How switching tasks throughout the day could be costing your productivity—and what to do about it
For small business owners, it can feel like there is never enough time to accomplish everything. If you’re feeling scattered in your day-to-day responsibilities, it may be time to implement a new approach to tackling your workload. One strategy that can help optimize your efforts is time batching (also called calendar blocking). If this is the first time you have heard of this, time batching can revolutionize the way you approach work.
What Is Time Batching?
Time batching is the act of grouping similar tasks together on your calendar to gain economies of scale. Almost everything can be batched: answering emails, running errands, customer calls or appointments, answering employees’ questions, and even meetings.
Here are a couple of examples. Instead of running to the office supply on Tuesday, going to the printer on Thursday, and visiting the warehouse on Friday, why not accomplish all your errands on Wednesday in one trip? Instead of answering emails as they appear in your inbox throughout the day, set aside designated time to answer them two to three times a day. If your calendar is overrun with meetings and appointments at all hours of the day, consider scheduling future appointments back-to-back, or designate one or more days a week as “no meetings” days by carving out time as “not available” in large chunks on your calendar.
The beauty of time batching is that your brain will be less exhausted at the end of the day. When your workday is spent jumping from one task to the next, the brain experiences greater fatigue, and productivity suffers. These dings to your output are called switching costs, because they describe the tax that results from switching tasks often.

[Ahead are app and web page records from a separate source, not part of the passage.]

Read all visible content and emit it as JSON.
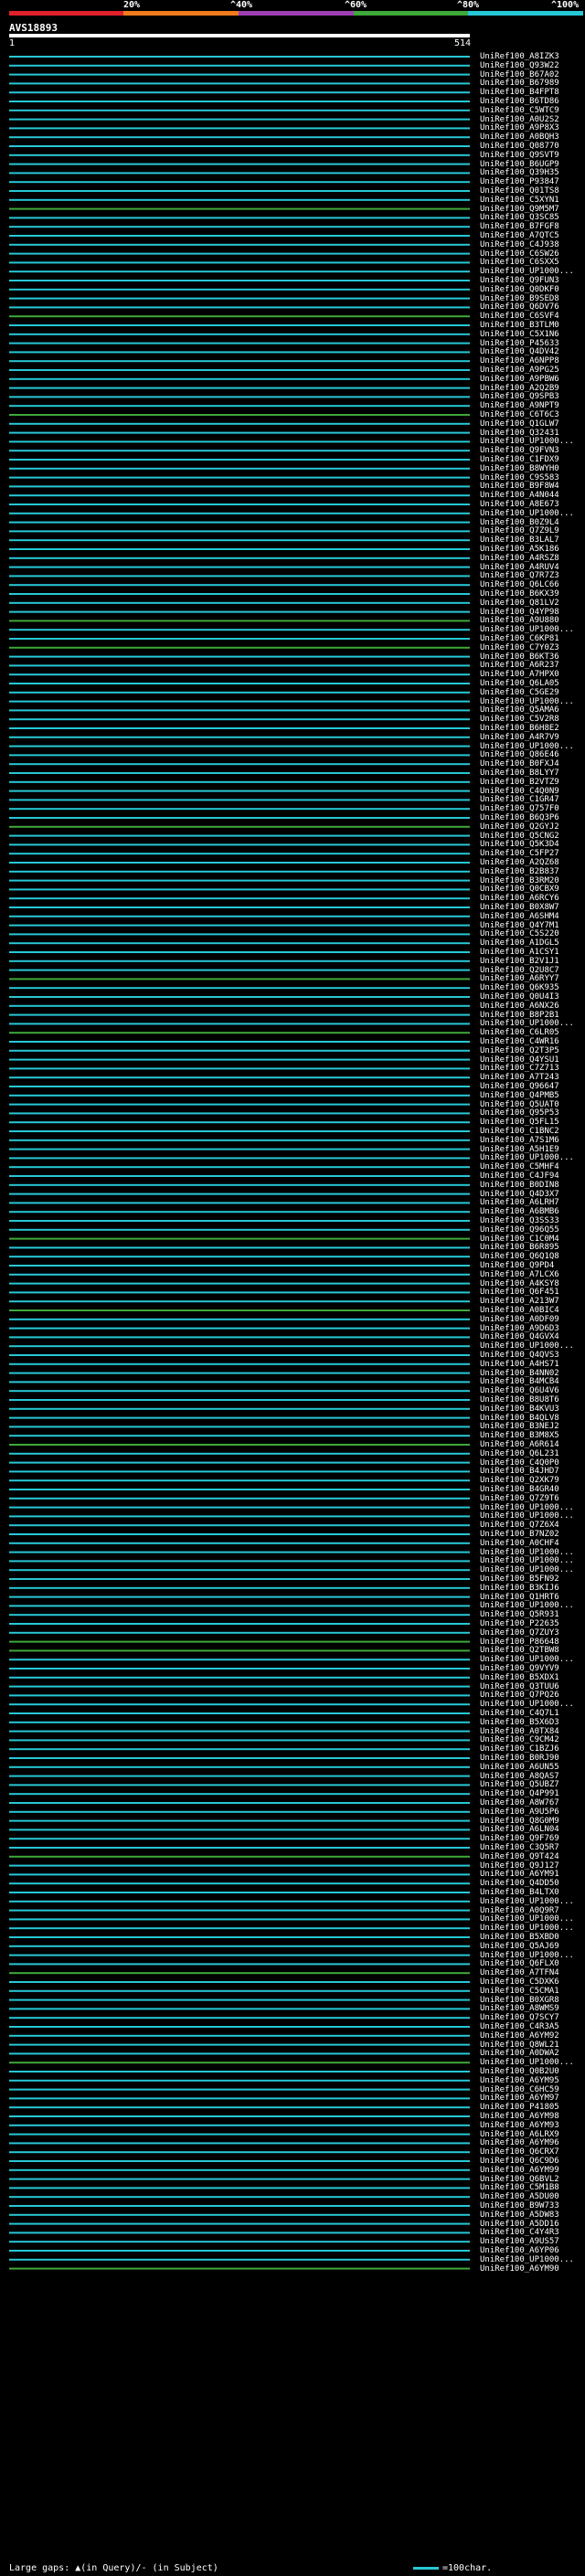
{
  "legend": {
    "labels": [
      "20%",
      "^40%",
      "^60%",
      "^80%",
      "^100%"
    ],
    "colors": [
      "#e0202a",
      "#f07b1c",
      "#9b3fb3",
      "#3fa83a",
      "#27c8d6"
    ]
  },
  "query": {
    "id": "AVS18893",
    "start": "1",
    "end": "514"
  },
  "footer": {
    "gaps": "Large gaps: ▲(in Query)/- (in Subject)",
    "scale": "=100char."
  },
  "hits": [
    "UniRef100_A8IZK3",
    "UniRef100_Q93W22",
    "UniRef100_B67A02",
    "UniRef100_B67989",
    "UniRef100_B4FPT8",
    "UniRef100_B6TD86",
    "UniRef100_C5WTC9",
    "UniRef100_A0U2S2",
    "UniRef100_A9P8X3",
    "UniRef100_A0BQH3",
    "UniRef100_Q08770",
    "UniRef100_Q9SVT9",
    "UniRef100_B6UGP9",
    "UniRef100_Q39H35",
    "UniRef100_P93847",
    "UniRef100_Q01TS8",
    "UniRef100_C5XYN1",
    "UniRef100_Q9M5M7",
    "UniRef100_Q3SC85",
    "UniRef100_B7FGF8",
    "UniRef100_A7QTC5",
    "UniRef100_C4J938",
    "UniRef100_C6SW26",
    "UniRef100_C6SXX5",
    "UniRef100_UP1000...",
    "UniRef100_Q9FUN3",
    "UniRef100_Q0DKF0",
    "UniRef100_B9SED8",
    "UniRef100_Q6DV76",
    "UniRef100_C6SVF4",
    "UniRef100_B3TLM0",
    "UniRef100_C5X1N6",
    "UniRef100_P45633",
    "UniRef100_Q4DV42",
    "UniRef100_A6NPP8",
    "UniRef100_A9PG25",
    "UniRef100_A9PBW6",
    "UniRef100_A2Q2B9",
    "UniRef100_Q9SPB3",
    "UniRef100_A9NPT9",
    "UniRef100_C6T6C3",
    "UniRef100_Q1GLW7",
    "UniRef100_Q32431",
    "UniRef100_UP1000...",
    "UniRef100_Q9FVN3",
    "UniRef100_C1FDX9",
    "UniRef100_B8WYH0",
    "UniRef100_C9S583",
    "UniRef100_B9F8W4",
    "UniRef100_A4N044",
    "UniRef100_A8E673",
    "UniRef100_UP1000...",
    "UniRef100_B0Z9L4",
    "UniRef100_Q7Z9L9",
    "UniRef100_B3LAL7",
    "UniRef100_A5K186",
    "UniRef100_A4RSZ8",
    "UniRef100_A4RUV4",
    "UniRef100_Q7R7Z3",
    "UniRef100_Q6LC66",
    "UniRef100_B6KX39",
    "UniRef100_Q81LV2",
    "UniRef100_Q4YP98",
    "UniRef100_A9U880",
    "UniRef100_UP1000...",
    "UniRef100_C6KP81",
    "UniRef100_C7Y0Z3",
    "UniRef100_B6KT36",
    "UniRef100_A6R237",
    "UniRef100_A7HPX0",
    "UniRef100_Q6LA05",
    "UniRef100_C5GE29",
    "UniRef100_UP1000...",
    "UniRef100_Q5AMA6",
    "UniRef100_C5V2R8",
    "UniRef100_B6H8E2",
    "UniRef100_A4R7V9",
    "UniRef100_UP1000...",
    "UniRef100_Q86E46",
    "UniRef100_B0FXJ4",
    "UniRef100_B8LYY7",
    "UniRef100_B2VTZ9",
    "UniRef100_C4Q0N9",
    "UniRef100_C1GR47",
    "UniRef100_Q757F0",
    "UniRef100_B6Q3P6",
    "UniRef100_Q2GYJ2",
    "UniRef100_Q5CNG2",
    "UniRef100_Q5K3D4",
    "UniRef100_C5FP27",
    "UniRef100_A2QZ68",
    "UniRef100_B2B837",
    "UniRef100_B3RM20",
    "UniRef100_Q0CBX9",
    "UniRef100_A6RCY6",
    "UniRef100_B0X8W7",
    "UniRef100_A6SHM4",
    "UniRef100_Q4Y7M1",
    "UniRef100_C5S220",
    "UniRef100_A1DGL5",
    "UniRef100_A1CSY1",
    "UniRef100_B2V1J1",
    "UniRef100_Q2U8C7",
    "UniRef100_A6RYY7",
    "UniRef100_Q6K935",
    "UniRef100_Q0U4I3",
    "UniRef100_A6NX26",
    "UniRef100_B8P2B1",
    "UniRef100_UP1000...",
    "UniRef100_C6LR05",
    "UniRef100_C4WR16",
    "UniRef100_Q2T3P5",
    "UniRef100_Q4YSU1",
    "UniRef100_C7Z713",
    "UniRef100_A7T243",
    "UniRef100_Q96647",
    "UniRef100_Q4PMB5",
    "UniRef100_Q5UAT0",
    "UniRef100_Q95P53",
    "UniRef100_Q5FL15",
    "UniRef100_C1BNC2",
    "UniRef100_A7S1M6",
    "UniRef100_A5H1E9",
    "UniRef100_UP1000...",
    "UniRef100_C5MHF4",
    "UniRef100_C4JF94",
    "UniRef100_B0DIN8",
    "UniRef100_Q4D3X7",
    "UniRef100_A6LRH7",
    "UniRef100_A6BMB6",
    "UniRef100_Q3SS33",
    "UniRef100_Q96Q55",
    "UniRef100_C1C0M4",
    "UniRef100_B6R895",
    "UniRef100_Q6Q1Q8",
    "UniRef100_Q9PD4",
    "UniRef100_A7LCX6",
    "UniRef100_A4KSY8",
    "UniRef100_Q6F451",
    "UniRef100_A213W7",
    "UniRef100_A0BIC4",
    "UniRef100_A0DF09",
    "UniRef100_A9D6D3",
    "UniRef100_Q4GVX4",
    "UniRef100_UP1000...",
    "UniRef100_Q4QVS3",
    "UniRef100_A4HS71",
    "UniRef100_B4NN02",
    "UniRef100_B4MCB4",
    "UniRef100_Q6U4V6",
    "UniRef100_B8U8T6",
    "UniRef100_B4KVU3",
    "UniRef100_B4QLV8",
    "UniRef100_B3NEJ2",
    "UniRef100_B3M8X5",
    "UniRef100_A6R614",
    "UniRef100_Q6L231",
    "UniRef100_C4Q0P0",
    "UniRef100_B4JHD7",
    "UniRef100_Q2XK79",
    "UniRef100_B4GR40",
    "UniRef100_Q7Z9T6",
    "UniRef100_UP1000...",
    "UniRef100_UP1000...",
    "UniRef100_Q7Z6X4",
    "UniRef100_B7NZ02",
    "UniRef100_A0CHF4",
    "UniRef100_UP1000...",
    "UniRef100_UP1000...",
    "UniRef100_UP1000...",
    "UniRef100_B5FN92",
    "UniRef100_B3KIJ6",
    "UniRef100_Q1HRT6",
    "UniRef100_UP1000...",
    "UniRef100_Q5R931",
    "UniRef100_P22635",
    "UniRef100_Q7ZUY3",
    "UniRef100_P86648",
    "UniRef100_Q2TBW8",
    "UniRef100_UP1000...",
    "UniRef100_Q9VYV9",
    "UniRef100_B5XDX1",
    "UniRef100_Q3TUU6",
    "UniRef100_Q7PQ26",
    "UniRef100_UP1000...",
    "UniRef100_C4Q7L1",
    "UniRef100_B5X6D3",
    "UniRef100_A0TX84",
    "UniRef100_C9CM42",
    "UniRef100_C1BZJ6",
    "UniRef100_B0RJ90",
    "UniRef100_A6UN55",
    "UniRef100_A8QAS7",
    "UniRef100_Q5UBZ7",
    "UniRef100_Q4P991",
    "UniRef100_A8W767",
    "UniRef100_A9U5P6",
    "UniRef100_Q8G0M9",
    "UniRef100_A6LN04",
    "UniRef100_Q9F769",
    "UniRef100_C3Q5R7",
    "UniRef100_Q9T424",
    "UniRef100_Q9J127",
    "UniRef100_A6YM91",
    "UniRef100_Q4DD50",
    "UniRef100_B4LTX0",
    "UniRef100_UP1000...",
    "UniRef100_A0Q9R7",
    "UniRef100_UP1000...",
    "UniRef100_UP1000...",
    "UniRef100_B5XBD0",
    "UniRef100_Q5AJ69",
    "UniRef100_UP1000...",
    "UniRef100_Q6FLX0",
    "UniRef100_A7TFN4",
    "UniRef100_C5DXK6",
    "UniRef100_C5CMA1",
    "UniRef100_B0XGR8",
    "UniRef100_A8WMS9",
    "UniRef100_Q7SCY7",
    "UniRef100_C4R3A5",
    "UniRef100_A6YM92",
    "UniRef100_Q8WL21",
    "UniRef100_A0DWA2",
    "UniRef100_UP1000...",
    "UniRef100_Q0B2U0",
    "UniRef100_A6YM95",
    "UniRef100_C6HC59",
    "UniRef100_A6YM97",
    "UniRef100_P41805",
    "UniRef100_A6YM98",
    "UniRef100_A6YM93",
    "UniRef100_A6LRX9",
    "UniRef100_A6YM96",
    "UniRef100_Q6CRX7",
    "UniRef100_Q6C9D6",
    "UniRef100_A6YM99",
    "UniRef100_Q6BVL2",
    "UniRef100_C5M1B8",
    "UniRef100_A5DU00",
    "UniRef100_B9W733",
    "UniRef100_A5DW83",
    "UniRef100_A5DD16",
    "UniRef100_C4Y4R3",
    "UniRef100_A9US57",
    "UniRef100_A6YP06",
    "UniRef100_UP1000...",
    "UniRef100_A6YM90"
  ]
}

Studies show that time costs are more significant when transitioning to more complex or unfamiliar tasks. Dr. David Myer, a psychologist who studies multitasking, determined that “even brief mental blocks created by shifting between tasks can cost as much as 40 percent of someone’s productive time,” according to an article by the American Psychological Association.
While switching tasks throughout the day is often necessary for most professionals, excessive switching can strain the brain. Time batching, on the other hand, helps reduce the number of times you switch tasks throughout the day, thus reducing mental fatigue and time costs that result from multitasking or frequent task switching.
Business vs Personal Time
You can apply time batching to more than just your work life. In fact, it’s likely that you’re already practicing it at home and don’t realize it. Common examples of time batching at home include prepping meals for the week on Sunday or washing several loads of laundry in a row.
While some things can’t be batched (like walking the dog), many more can. You just need to be open to the possibilities.
The Highest Payoff
The highest payoff with time batching comes when you can reduce your most common interruptions. For example, employee questions could be fielded more strategically by cross-training employees. Or, you could host recurring “office hours” for your team to address any questions or roadblocks with you, instead of stopping by throughout the day.
Emails, chat platforms, and texts are also a source of constant interruptions. If your role allows it, consider reducing your distractions by silencing one or more of these communication methods. If you set aside designated time throughout the day to answer these communications, they’ll never go more than a few hours without being addressed anyway, and your day will grow a little quieter.
Phone calls can be another source of interruption. When possible, encourage callers to schedule a time to call you or let them know how much more efficient email is, or silence your ringer and get back to them at a designated point in the day.
Getting It All Done
You can practice time batching for years and still get better at it. Try implementing just one element of time batching to start, like scheduling time to answer emails and then stay out of your inbox. Slowly transitioning to time batching will help you avoid change overwhelm. Then, every few months, look for more items to batch (no matter how long you’ve been practicing).
Time batching will not only help you get home to your personal life sooner; it will help you feel less drained and more energized at the end of the day, allowing you to actually enjoy your personal time. Try it and see what you think.